**SUPPLIED MATERIAL**
■ ■ ■

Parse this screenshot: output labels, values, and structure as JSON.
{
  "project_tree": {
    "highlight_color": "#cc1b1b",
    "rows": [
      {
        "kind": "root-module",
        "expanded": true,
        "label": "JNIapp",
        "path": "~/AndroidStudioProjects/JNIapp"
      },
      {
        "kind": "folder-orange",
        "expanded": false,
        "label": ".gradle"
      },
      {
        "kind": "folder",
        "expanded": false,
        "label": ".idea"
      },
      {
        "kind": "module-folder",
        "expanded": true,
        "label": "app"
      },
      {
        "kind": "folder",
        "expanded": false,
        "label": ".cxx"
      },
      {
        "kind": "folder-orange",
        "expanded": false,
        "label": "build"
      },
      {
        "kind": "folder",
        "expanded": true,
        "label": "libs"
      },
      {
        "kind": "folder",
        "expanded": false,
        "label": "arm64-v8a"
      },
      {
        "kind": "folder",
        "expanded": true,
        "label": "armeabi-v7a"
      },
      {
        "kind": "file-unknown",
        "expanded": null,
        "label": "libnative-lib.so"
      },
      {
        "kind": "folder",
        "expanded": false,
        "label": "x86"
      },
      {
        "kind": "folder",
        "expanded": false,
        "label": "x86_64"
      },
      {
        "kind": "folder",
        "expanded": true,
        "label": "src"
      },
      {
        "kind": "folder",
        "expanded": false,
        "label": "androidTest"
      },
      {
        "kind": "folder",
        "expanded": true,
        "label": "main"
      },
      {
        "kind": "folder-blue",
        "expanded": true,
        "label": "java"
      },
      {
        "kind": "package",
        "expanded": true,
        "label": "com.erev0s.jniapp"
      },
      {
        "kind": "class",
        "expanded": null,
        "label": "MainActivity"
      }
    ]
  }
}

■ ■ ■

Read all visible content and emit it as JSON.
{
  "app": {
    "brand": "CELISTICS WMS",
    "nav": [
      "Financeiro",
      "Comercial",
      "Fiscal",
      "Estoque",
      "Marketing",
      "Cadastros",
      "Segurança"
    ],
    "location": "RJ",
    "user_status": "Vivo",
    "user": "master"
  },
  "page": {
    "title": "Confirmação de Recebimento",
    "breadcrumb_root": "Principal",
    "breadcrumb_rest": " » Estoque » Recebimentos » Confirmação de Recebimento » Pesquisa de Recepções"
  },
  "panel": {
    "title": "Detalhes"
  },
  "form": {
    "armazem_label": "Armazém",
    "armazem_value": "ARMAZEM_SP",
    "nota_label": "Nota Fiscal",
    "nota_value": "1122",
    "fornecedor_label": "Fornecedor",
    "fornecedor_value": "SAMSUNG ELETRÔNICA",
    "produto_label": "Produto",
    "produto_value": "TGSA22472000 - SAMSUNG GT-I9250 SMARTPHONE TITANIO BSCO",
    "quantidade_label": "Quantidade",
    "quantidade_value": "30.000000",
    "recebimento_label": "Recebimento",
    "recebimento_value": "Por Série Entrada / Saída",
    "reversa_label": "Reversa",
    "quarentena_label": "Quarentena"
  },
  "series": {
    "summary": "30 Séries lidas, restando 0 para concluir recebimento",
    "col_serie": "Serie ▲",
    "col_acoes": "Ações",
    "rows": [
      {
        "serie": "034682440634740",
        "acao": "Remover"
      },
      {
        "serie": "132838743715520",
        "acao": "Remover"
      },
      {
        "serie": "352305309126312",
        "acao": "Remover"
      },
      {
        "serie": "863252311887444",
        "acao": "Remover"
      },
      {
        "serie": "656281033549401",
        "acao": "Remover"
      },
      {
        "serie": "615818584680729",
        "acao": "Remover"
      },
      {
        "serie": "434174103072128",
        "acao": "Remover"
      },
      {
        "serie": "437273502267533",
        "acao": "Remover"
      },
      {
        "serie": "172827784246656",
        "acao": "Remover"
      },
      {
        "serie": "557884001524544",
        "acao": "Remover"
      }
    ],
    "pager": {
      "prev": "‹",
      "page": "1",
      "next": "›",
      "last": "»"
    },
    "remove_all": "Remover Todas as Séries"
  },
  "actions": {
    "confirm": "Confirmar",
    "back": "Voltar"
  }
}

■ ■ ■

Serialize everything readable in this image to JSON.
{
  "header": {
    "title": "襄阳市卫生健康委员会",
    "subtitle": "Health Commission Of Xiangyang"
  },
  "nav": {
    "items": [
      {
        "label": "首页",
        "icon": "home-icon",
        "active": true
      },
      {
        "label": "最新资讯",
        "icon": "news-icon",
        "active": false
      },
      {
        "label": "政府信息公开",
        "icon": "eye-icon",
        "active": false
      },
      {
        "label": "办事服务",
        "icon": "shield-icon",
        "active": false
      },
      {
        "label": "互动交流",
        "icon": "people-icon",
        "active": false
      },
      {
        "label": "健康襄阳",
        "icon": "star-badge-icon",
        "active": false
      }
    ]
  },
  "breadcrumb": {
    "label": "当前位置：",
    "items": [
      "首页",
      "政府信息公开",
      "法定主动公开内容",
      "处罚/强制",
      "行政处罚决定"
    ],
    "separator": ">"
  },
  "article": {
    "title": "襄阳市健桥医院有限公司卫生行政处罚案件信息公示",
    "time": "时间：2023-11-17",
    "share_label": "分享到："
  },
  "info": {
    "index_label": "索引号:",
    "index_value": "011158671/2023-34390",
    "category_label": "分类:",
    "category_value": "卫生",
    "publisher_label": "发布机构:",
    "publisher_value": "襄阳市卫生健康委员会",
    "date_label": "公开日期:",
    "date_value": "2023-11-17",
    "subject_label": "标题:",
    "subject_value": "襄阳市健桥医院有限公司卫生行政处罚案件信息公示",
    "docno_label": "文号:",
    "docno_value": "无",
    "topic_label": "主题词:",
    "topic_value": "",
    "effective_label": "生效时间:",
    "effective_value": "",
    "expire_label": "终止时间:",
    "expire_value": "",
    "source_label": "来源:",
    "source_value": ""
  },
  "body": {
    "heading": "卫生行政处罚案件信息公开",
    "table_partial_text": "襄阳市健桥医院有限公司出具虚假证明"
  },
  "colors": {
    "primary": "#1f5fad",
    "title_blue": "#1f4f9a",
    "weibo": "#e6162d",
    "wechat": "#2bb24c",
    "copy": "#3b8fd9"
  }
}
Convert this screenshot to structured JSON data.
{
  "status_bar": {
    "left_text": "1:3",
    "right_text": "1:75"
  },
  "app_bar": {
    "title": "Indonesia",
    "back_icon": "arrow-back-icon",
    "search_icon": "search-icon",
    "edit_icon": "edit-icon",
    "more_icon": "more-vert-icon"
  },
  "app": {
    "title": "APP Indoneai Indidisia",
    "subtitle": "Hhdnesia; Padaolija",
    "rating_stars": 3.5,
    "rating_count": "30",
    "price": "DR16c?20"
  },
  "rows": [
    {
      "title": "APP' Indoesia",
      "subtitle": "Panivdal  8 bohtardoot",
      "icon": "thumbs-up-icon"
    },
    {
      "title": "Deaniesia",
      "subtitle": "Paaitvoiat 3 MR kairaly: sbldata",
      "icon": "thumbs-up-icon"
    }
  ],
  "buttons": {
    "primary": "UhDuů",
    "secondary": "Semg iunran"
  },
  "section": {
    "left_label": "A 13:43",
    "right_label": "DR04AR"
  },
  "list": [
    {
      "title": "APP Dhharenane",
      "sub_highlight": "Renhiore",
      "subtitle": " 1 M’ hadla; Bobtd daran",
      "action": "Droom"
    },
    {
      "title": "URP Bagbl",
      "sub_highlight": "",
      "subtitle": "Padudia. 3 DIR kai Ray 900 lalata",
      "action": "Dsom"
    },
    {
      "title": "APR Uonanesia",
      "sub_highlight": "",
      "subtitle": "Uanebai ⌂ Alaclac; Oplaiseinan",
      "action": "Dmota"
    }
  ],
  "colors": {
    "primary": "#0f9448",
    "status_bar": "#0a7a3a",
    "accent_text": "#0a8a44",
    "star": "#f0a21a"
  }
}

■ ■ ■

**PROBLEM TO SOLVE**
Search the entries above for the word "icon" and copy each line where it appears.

**EXERCISE RESULT**
        "icon": "home-icon",
        "icon": "news-icon",
        "icon": "eye-icon",
        "icon": "shield-icon",
        "icon": "people-icon",
        "icon": "star-badge-icon",
    "back_icon": "arrow-back-icon",
    "search_icon": "search-icon",
    "edit_icon": "edit-icon",
    "more_icon": "more-vert-icon"
      "icon": "thumbs-up-icon"
      "icon": "thumbs-up-icon"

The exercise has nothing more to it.